Data listing.
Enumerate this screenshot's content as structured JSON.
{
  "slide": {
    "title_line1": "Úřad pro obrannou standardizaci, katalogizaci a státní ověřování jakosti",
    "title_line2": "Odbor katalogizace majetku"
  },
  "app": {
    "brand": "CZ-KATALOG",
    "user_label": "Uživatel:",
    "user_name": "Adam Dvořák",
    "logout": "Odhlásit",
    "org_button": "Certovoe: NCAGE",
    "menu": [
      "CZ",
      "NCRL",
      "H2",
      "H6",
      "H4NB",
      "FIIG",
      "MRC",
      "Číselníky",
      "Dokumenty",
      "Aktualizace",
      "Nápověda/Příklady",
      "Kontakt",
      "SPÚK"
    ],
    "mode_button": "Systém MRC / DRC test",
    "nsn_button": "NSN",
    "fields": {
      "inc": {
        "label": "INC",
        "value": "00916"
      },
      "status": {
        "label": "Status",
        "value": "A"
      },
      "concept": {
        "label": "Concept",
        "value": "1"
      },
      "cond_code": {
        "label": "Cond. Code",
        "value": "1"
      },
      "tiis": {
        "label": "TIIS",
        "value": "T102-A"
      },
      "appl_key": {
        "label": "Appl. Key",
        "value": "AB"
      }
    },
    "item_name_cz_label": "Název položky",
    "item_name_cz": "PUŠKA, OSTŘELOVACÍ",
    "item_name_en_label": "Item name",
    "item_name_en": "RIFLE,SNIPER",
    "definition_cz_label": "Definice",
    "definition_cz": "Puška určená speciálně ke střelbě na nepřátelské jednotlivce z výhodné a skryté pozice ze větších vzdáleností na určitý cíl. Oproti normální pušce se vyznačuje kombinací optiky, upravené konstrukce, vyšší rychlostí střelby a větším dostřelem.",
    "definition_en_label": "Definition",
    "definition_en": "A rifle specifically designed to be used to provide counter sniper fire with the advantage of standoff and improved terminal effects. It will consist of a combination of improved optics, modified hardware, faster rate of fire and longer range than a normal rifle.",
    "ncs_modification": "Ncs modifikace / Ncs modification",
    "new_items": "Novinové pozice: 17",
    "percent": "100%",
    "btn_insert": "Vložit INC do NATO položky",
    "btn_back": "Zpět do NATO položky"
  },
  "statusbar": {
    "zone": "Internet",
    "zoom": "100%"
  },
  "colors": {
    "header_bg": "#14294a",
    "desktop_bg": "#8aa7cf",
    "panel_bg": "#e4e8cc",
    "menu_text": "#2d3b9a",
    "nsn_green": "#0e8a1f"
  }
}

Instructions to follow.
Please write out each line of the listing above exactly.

Reply to the exercise.
Enumerate this screenshot's content as structured JSON.
{
  "slide": {
    "title_line1": "Úřad pro obrannou standardizaci, katalogizaci a státní ověřování jakosti",
    "title_line2": "Odbor katalogizace majetku"
  },
  "app": {
    "brand": "CZ-KATALOG",
    "user_label": "Uživatel:",
    "user_name": "Adam Dvořák",
    "logout": "Odhlásit",
    "org_button": "Certovoe: NCAGE",
    "menu": [
      "CZ",
      "NCRL",
      "H2",
      "H6",
      "H4NB",
      "FIIG",
      "MRC",
      "Číselníky",
      "Dokumenty",
      "Aktualizace",
      "Nápověda/Příklady",
      "Kontakt",
      "SPÚK"
    ],
    "mode_button": "Systém MRC / DRC test",
    "nsn_button": "NSN",
    "fields": {
      "inc": {
        "label": "INC",
        "value": "00916"
      },
      "status": {
        "label": "Status",
        "value": "A"
      },
      "concept": {
        "label": "Concept",
        "value": "1"
      },
      "cond_code": {
        "label": "Cond. Code",
        "value": "1"
      },
      "tiis": {
        "label": "TIIS",
        "value": "T102-A"
      },
      "appl_key": {
        "label": "Appl. Key",
        "value": "AB"
      }
    },
    "item_name_cz_label": "Název položky",
    "item_name_cz": "PUŠKA, OSTŘELOVACÍ",
    "item_name_en_label": "Item name",
    "item_name_en": "RIFLE,SNIPER",
    "definition_cz_label": "Definice",
    "definition_cz": "Puška určená speciálně ke střelbě na nepřátelské jednotlivce z výhodné a skryté pozice ze větších vzdáleností na určitý cíl. Oproti normální pušce se vyznačuje kombinací optiky, upravené konstrukce, vyšší rychlostí střelby a větším dostřelem.",
    "definition_en_label": "Definition",
    "definition_en": "A rifle specifically designed to be used to provide counter sniper fire with the advantage of standoff and improved terminal effects. It will consist of a combination of improved optics, modified hardware, faster rate of fire and longer range than a normal rifle.",
    "ncs_modification": "Ncs modifikace / Ncs modification",
    "new_items": "Novinové pozice: 17",
    "percent": "100%",
    "btn_insert": "Vložit INC do NATO položky",
    "btn_back": "Zpět do NATO položky"
  },
  "statusbar": {
    "zone": "Internet",
    "zoom": "100%"
  },
  "colors": {
    "header_bg": "#14294a",
    "desktop_bg": "#8aa7cf",
    "panel_bg": "#e4e8cc",
    "menu_text": "#2d3b9a",
    "nsn_green": "#0e8a1f"
  }
}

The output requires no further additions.